Good, he decided. Very good.

He strapped on his headset.

“Hey, Perry.”

“Jesus Christ, Myron, I’ve been trying to reach you all day.”

“Good, Perry. And you.”

“Hey, I don’t mean to be impatient but this is important. You get anything on my boat?”

Perry McKinley was a golfer on the fringe, no pun intended. He was a pro. He made some money, but he wasn’t a name anyone but big golf fans would recognize. Perry loved to sail and was in need of a new vessel.

“Yeah, I got something,” Myron said.

“What company?”


Perry did not sound thrilled. “Their boats are just okay,” he whined. “Nothing great.”

“They’ll let you trade in your old boat for a new one. You have to do five personal appearances.”



“For a Prince eighteen-footer? That’s too many.”

“They originally wanted ten. But it’s up to you.”

Perry thought about it a moment. “Ah, shit, okay the deal. But first I want to make sure I like the boat. A full eighteen-footer, right?”

“That’s what they said.”

“Yeah, all right. Thanks, Myron. You’re the best.”

They hung up. Bartering—an important component in the agent’s multitasking environment. No one ever paid for anything in this business. Favors were exchanged. Trading products for some form of endorsement. Want a free shirt? Wear it in public. Want a free car? Shake hands at a few car shows. The big stars could demand serious payments in exchange for their endorsements. The lesser-known athletes happily seized the freebies.

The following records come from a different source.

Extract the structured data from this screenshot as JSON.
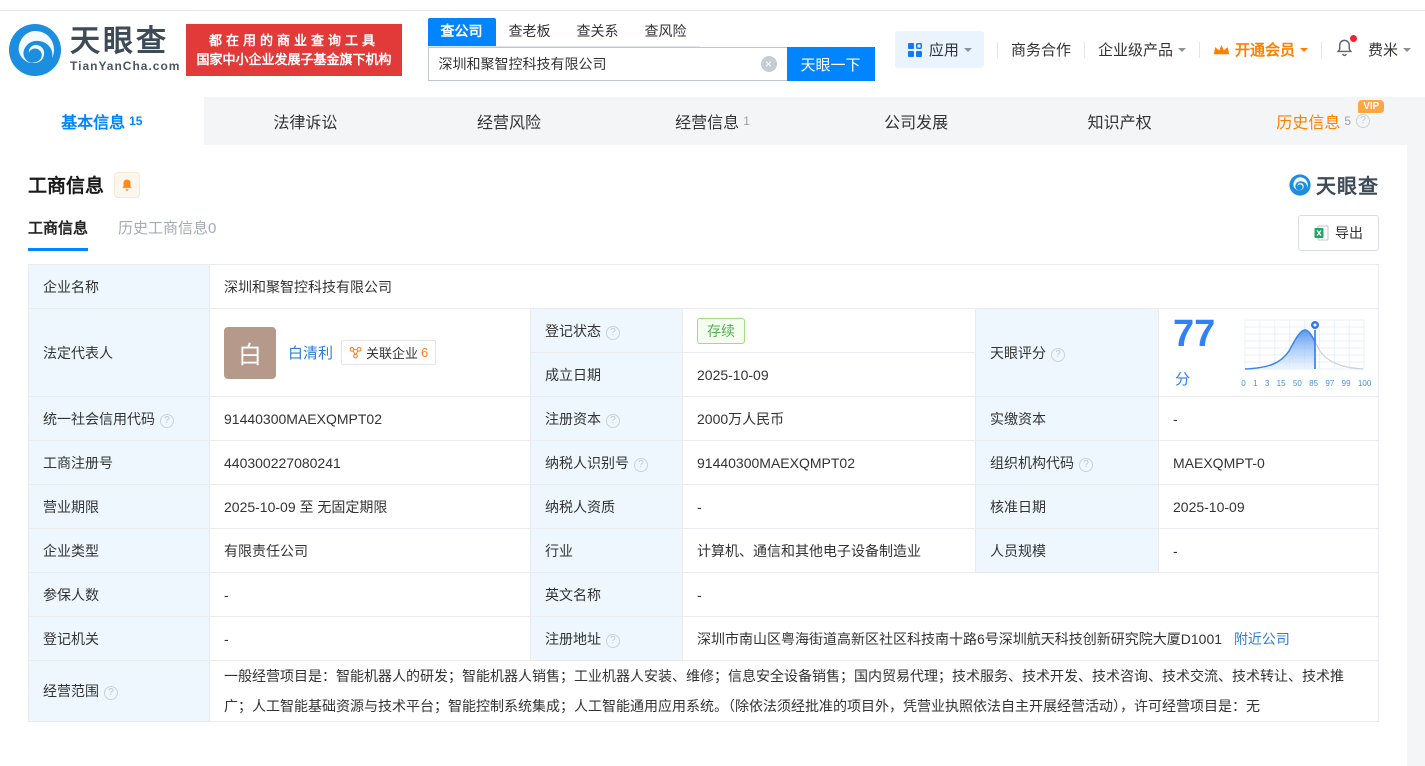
{
  "brand": {
    "name": "天眼查",
    "domain": "TianYanCha.com",
    "slogan_line1": "都在用的商业查询工具",
    "slogan_line2": "国家中小企业发展子基金旗下机构"
  },
  "header": {
    "search": {
      "tabs": [
        {
          "label": "查公司",
          "active": true
        },
        {
          "label": "查老板",
          "active": false
        },
        {
          "label": "查关系",
          "active": false
        },
        {
          "label": "查风险",
          "active": false
        }
      ],
      "value": "深圳和聚智控科技有限公司",
      "button": "天眼一下"
    },
    "nav": {
      "apps": "应用",
      "cooperation": "商务合作",
      "enterprise": "企业级产品",
      "member": "开通会员",
      "user": "费米"
    }
  },
  "nav_tabs": [
    {
      "label": "基本信息",
      "count": "15",
      "state": "active"
    },
    {
      "label": "法律诉讼",
      "count": ""
    },
    {
      "label": "经营风险",
      "count": ""
    },
    {
      "label": "经营信息",
      "count": "1"
    },
    {
      "label": "公司发展",
      "count": ""
    },
    {
      "label": "知识产权",
      "count": ""
    },
    {
      "label": "历史信息",
      "count": "5",
      "state": "history",
      "vip": true,
      "help": true
    }
  ],
  "vip_text": "VIP",
  "section": {
    "title": "工商信息",
    "subtabs": [
      {
        "label": "工商信息",
        "active": true
      },
      {
        "label": "历史工商信息0",
        "active": false
      }
    ],
    "export_label": "导出",
    "watermark": "天眼查"
  },
  "biz": {
    "name_label": "企业名称",
    "name": "深圳和聚智控科技有限公司",
    "legal_label": "法定代表人",
    "legal_avatar": "白",
    "legal_name": "白清利",
    "related": "关联企业",
    "related_n": "6",
    "status_label": "登记状态",
    "status": "存续",
    "estab_label": "成立日期",
    "estab": "2025-10-09",
    "credit_label": "统一社会信用代码",
    "credit": "91440300MAEXQMPT02",
    "regcap_label": "注册资本",
    "regcap": "2000万人民币",
    "paidcap_label": "实缴资本",
    "paidcap": "-",
    "regno_label": "工商注册号",
    "regno": "440300227080241",
    "taxid_label": "纳税人识别号",
    "taxid": "91440300MAEXQMPT02",
    "orgcode_label": "组织机构代码",
    "orgcode": "MAEXQMPT-0",
    "term_label": "营业期限",
    "term": "2025-10-09 至 无固定期限",
    "taxqual_label": "纳税人资质",
    "taxqual": "-",
    "approve_label": "核准日期",
    "approve": "2025-10-09",
    "type_label": "企业类型",
    "type": "有限责任公司",
    "industry_label": "行业",
    "industry": "计算机、通信和其他电子设备制造业",
    "staff_label": "人员规模",
    "staff": "-",
    "insured_label": "参保人数",
    "insured": "-",
    "engname_label": "英文名称",
    "engname": "-",
    "regauth_label": "登记机关",
    "regauth": "-",
    "address_label": "注册地址",
    "address": "深圳市南山区粤海街道高新区社区科技南十路6号深圳航天科技创新研究院大厦D1001",
    "nearby": "附近公司",
    "scope_label": "经营范围",
    "scope": "一般经营项目是：智能机器人的研发；智能机器人销售；工业机器人安装、维修；信息安全设备销售；国内贸易代理；技术服务、技术开发、技术咨询、技术交流、技术转让、技术推广；人工智能基础资源与技术平台；智能控制系统集成；人工智能通用应用系统。（除依法须经批准的项目外，凭营业执照依法自主开展经营活动），许可经营项目是：无"
  },
  "score": {
    "label": "天眼评分",
    "value": "77",
    "unit": "分",
    "axis_ticks": [
      "0",
      "1",
      "3",
      "15",
      "50",
      "85",
      "97",
      "99",
      "100"
    ]
  },
  "colors": {
    "primary_blue": "#0084ff",
    "link_blue": "#2b7fd3",
    "orange": "#ff8000",
    "red_banner": "#e23a38",
    "status_green": "#52b152",
    "label_cell_bg": "#eef7fe"
  }
}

Myron stared at the pile of messages and shook his head. Playing for the Dragons and keeping MB SportsReps afloat—how the hell was he going to pull it off?

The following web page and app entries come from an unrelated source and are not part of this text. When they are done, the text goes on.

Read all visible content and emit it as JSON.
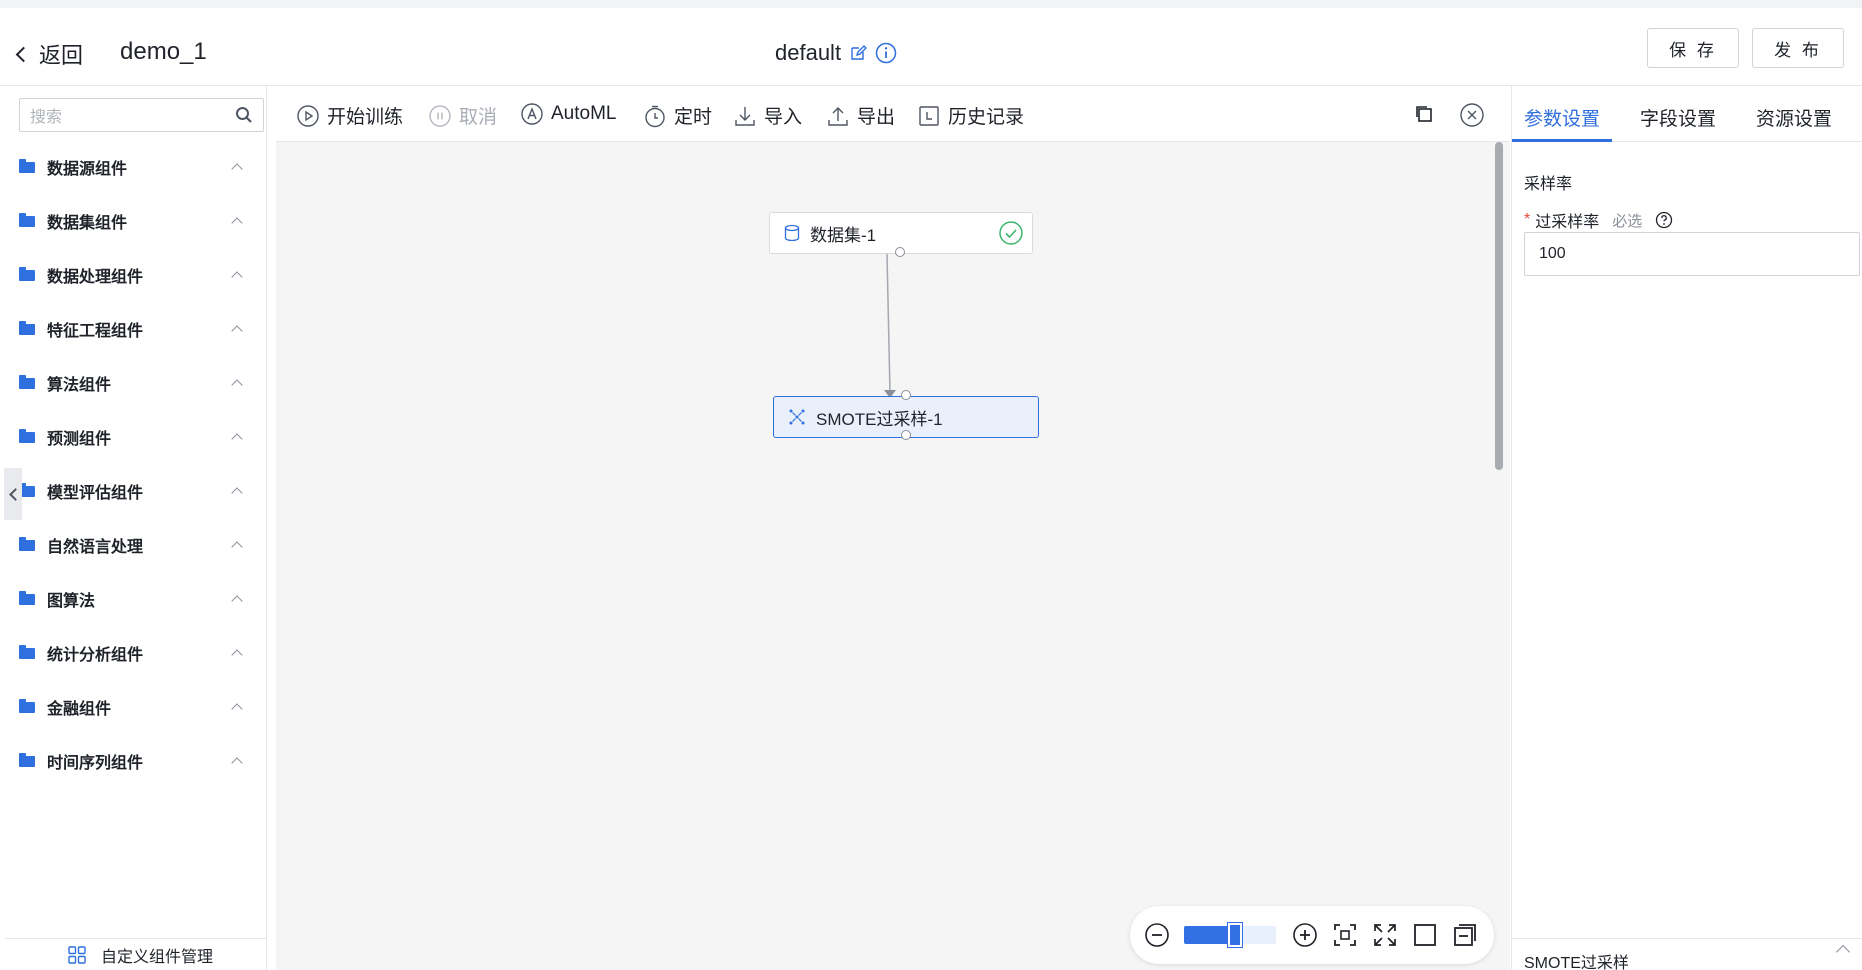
{
  "header": {
    "back_label": "返回",
    "project_name": "demo_1",
    "workspace": "default",
    "save_label": "保 存",
    "publish_label": "发 布"
  },
  "sidebar": {
    "search_placeholder": "搜索",
    "items": [
      {
        "label": "数据源组件"
      },
      {
        "label": "数据集组件"
      },
      {
        "label": "数据处理组件"
      },
      {
        "label": "特征工程组件"
      },
      {
        "label": "算法组件"
      },
      {
        "label": "预测组件"
      },
      {
        "label": "模型评估组件"
      },
      {
        "label": "自然语言处理"
      },
      {
        "label": "图算法"
      },
      {
        "label": "统计分析组件"
      },
      {
        "label": "金融组件"
      },
      {
        "label": "时间序列组件"
      }
    ],
    "custom_manager_label": "自定义组件管理"
  },
  "toolbar": {
    "start_training": "开始训练",
    "cancel": "取消",
    "automl": "AutoML",
    "schedule": "定时",
    "import": "导入",
    "export": "导出",
    "history": "历史记录"
  },
  "canvas": {
    "nodes": [
      {
        "label": "数据集-1",
        "status": "success"
      },
      {
        "label": "SMOTE过采样-1",
        "status": "selected"
      }
    ],
    "zoom_level": 0.55
  },
  "right_panel": {
    "tabs": [
      "参数设置",
      "字段设置",
      "资源设置"
    ],
    "active_tab": 0,
    "section_title": "采样率",
    "field_label": "过采样率",
    "field_optional": "必选",
    "field_value": "100",
    "footer_title": "SMOTE过采样"
  },
  "colors": {
    "accent": "#2f6fde",
    "success": "#3bb56b",
    "required": "#e5463b"
  }
}
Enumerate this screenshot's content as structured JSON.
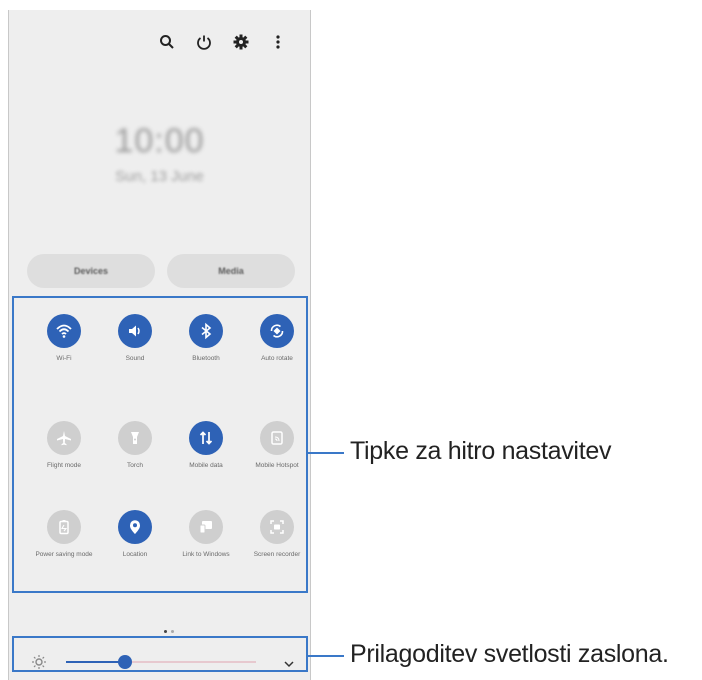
{
  "status_bar": {
    "icons": [
      "search-icon",
      "power-icon",
      "gear-icon",
      "more-vertical-icon"
    ]
  },
  "lock_info": {
    "time": "10:00",
    "date": "Sun, 13 June"
  },
  "pills": {
    "devices": "Devices",
    "media": "Media"
  },
  "quick_settings": [
    {
      "label": "Wi-Fi",
      "icon": "wifi-icon",
      "active": true
    },
    {
      "label": "Sound",
      "icon": "sound-icon",
      "active": true
    },
    {
      "label": "Bluetooth",
      "icon": "bluetooth-icon",
      "active": true
    },
    {
      "label": "Auto rotate",
      "icon": "auto-rotate-icon",
      "active": true
    },
    {
      "label": "Flight mode",
      "icon": "airplane-icon",
      "active": false
    },
    {
      "label": "Torch",
      "icon": "torch-icon",
      "active": false
    },
    {
      "label": "Mobile data",
      "icon": "mobile-data-icon",
      "active": true
    },
    {
      "label": "Mobile Hotspot",
      "icon": "hotspot-icon",
      "active": false
    },
    {
      "label": "Power saving mode",
      "icon": "power-saving-icon",
      "active": false
    },
    {
      "label": "Location",
      "icon": "location-icon",
      "active": true
    },
    {
      "label": "Link to Windows",
      "icon": "link-windows-icon",
      "active": false
    },
    {
      "label": "Screen recorder",
      "icon": "screen-recorder-icon",
      "active": false
    }
  ],
  "page_indicator": {
    "pages": 2,
    "current": 1
  },
  "brightness": {
    "level": 0.31,
    "icon": "sun-icon",
    "expand_icon": "chevron-down-icon"
  },
  "callouts": {
    "quick_settings": "Tipke za hitro nastavitev",
    "brightness": "Prilagoditev svetlosti zaslona."
  },
  "colors": {
    "accent": "#2e62b6",
    "inactive": "#cfcfcf",
    "panel_bg": "#eeeeee",
    "callout_border": "#3a78c8"
  }
}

He buzzed Esperanza. “Come on in here, please,” he said.

“I’m in the middle—”



“Gosh,” she said, “you’re so macho.”

“Give me a break, huh?”

“No, really, I’m very frightened. I better drop everything and immediately do your bidding.”

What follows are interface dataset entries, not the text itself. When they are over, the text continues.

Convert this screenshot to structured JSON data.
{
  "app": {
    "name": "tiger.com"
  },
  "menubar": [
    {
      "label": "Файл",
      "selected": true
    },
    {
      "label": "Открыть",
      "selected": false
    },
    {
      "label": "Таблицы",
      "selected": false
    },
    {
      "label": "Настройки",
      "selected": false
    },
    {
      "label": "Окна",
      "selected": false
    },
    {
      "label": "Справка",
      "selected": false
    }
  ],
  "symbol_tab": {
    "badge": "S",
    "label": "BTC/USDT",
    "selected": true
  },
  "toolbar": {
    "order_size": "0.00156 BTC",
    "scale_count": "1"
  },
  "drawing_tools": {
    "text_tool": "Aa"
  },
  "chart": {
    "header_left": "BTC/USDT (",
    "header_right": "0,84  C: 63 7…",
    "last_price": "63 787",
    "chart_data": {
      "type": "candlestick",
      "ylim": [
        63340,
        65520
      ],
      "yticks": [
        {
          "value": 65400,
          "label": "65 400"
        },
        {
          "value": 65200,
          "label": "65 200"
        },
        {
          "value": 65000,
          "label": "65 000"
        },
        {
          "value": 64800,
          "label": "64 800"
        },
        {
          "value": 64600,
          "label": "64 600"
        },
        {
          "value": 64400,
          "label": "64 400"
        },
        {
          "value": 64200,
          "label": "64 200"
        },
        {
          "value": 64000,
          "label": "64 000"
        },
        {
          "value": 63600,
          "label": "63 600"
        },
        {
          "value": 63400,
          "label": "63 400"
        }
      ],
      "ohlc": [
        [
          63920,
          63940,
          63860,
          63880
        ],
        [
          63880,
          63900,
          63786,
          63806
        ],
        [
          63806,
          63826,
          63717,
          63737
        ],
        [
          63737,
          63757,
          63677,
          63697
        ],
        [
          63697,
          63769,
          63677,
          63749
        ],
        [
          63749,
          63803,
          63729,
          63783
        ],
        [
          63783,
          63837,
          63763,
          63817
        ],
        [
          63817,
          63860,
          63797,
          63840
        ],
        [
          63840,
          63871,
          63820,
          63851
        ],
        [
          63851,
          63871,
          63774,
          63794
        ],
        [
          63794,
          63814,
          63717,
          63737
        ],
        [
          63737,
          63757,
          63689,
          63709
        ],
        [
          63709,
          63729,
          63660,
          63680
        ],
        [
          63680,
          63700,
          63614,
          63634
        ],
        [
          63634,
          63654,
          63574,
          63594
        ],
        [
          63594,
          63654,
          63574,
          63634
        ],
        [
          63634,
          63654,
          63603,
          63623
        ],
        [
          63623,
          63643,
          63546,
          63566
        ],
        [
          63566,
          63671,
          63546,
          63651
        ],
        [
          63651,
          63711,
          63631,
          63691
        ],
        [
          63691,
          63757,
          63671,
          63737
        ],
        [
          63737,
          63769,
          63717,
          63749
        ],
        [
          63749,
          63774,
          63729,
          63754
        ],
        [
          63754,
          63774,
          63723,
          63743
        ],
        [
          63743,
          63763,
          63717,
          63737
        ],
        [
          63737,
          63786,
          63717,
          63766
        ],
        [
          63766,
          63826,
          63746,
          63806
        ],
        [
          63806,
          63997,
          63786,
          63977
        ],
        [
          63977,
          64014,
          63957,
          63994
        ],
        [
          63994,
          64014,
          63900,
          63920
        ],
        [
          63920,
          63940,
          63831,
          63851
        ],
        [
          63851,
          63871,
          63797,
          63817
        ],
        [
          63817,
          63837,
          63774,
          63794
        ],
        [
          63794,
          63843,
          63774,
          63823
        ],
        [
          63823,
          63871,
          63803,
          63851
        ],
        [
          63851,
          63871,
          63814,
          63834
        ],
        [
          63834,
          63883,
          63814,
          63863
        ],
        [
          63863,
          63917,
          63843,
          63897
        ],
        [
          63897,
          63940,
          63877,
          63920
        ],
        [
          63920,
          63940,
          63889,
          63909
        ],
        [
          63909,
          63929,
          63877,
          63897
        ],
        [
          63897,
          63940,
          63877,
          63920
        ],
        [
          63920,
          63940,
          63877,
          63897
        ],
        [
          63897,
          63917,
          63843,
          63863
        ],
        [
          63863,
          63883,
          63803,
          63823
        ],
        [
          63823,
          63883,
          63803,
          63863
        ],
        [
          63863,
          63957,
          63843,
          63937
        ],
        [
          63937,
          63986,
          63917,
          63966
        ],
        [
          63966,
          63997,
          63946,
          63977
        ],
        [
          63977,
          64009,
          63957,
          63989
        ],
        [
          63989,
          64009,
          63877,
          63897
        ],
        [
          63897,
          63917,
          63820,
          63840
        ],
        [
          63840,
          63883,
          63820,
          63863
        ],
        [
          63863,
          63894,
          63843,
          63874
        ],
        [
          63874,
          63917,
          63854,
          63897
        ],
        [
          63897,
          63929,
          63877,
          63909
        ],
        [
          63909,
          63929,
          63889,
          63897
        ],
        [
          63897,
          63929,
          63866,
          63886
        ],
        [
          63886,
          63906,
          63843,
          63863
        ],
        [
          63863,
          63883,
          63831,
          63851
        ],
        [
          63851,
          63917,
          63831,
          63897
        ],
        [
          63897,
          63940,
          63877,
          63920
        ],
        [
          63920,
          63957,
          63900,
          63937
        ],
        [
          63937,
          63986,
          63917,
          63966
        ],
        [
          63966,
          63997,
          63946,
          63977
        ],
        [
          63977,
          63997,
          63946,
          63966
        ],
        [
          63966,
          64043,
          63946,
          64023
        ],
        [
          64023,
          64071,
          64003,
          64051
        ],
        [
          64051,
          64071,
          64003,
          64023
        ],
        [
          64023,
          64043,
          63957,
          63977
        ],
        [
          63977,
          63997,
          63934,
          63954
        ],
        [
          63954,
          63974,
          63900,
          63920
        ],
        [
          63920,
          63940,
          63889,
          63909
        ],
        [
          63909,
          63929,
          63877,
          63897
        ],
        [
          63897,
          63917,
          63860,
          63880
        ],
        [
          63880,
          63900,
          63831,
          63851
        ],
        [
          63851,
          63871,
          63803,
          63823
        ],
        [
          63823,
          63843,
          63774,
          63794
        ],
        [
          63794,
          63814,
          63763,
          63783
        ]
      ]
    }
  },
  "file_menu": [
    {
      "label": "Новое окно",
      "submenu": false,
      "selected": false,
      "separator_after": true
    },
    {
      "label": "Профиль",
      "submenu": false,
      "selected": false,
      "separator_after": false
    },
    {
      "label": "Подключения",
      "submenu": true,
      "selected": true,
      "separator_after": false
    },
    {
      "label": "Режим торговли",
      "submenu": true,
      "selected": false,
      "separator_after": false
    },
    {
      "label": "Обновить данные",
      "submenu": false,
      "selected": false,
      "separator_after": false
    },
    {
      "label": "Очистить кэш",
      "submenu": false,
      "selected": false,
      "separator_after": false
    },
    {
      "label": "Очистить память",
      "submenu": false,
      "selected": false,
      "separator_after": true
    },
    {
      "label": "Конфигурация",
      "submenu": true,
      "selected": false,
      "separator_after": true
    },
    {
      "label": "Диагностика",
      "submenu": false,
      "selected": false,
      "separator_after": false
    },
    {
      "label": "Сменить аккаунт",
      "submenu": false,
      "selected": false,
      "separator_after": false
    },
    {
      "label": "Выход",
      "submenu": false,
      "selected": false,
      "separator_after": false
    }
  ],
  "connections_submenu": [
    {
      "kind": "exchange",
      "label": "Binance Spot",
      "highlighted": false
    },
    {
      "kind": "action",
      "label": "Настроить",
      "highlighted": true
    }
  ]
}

Her phone fell. She sprinted in, feigning fear and breathlessness. “Fast enough?”


“So what is it?”

He told her. When he came to the part where he’d be playing for the Dragons, he was once again surprised to see no reaction. This was strange. First Win, now Esperanza. The two of them were his closest friends. They both lived for ridiculing him. Yet neither one of them had taken advantage of the obvious opening. Their silence on the subject of his “comeback” was a tad unnerving.

“Your clients aren’t going to like this,” she said.

“Our clients,” he corrected.

She made a face. “Does it make you feel better to be patronizing?”

Myron ignored the comment. “We have to turn this into a positive,” he said.


“I’m not sure,” he said slowly. He leaned back in his chair. “We can say that the publicity of all this will help them.”

Prev Next
Romance | Vampires | Fantasy | Billionaire | Werewolves | Zombies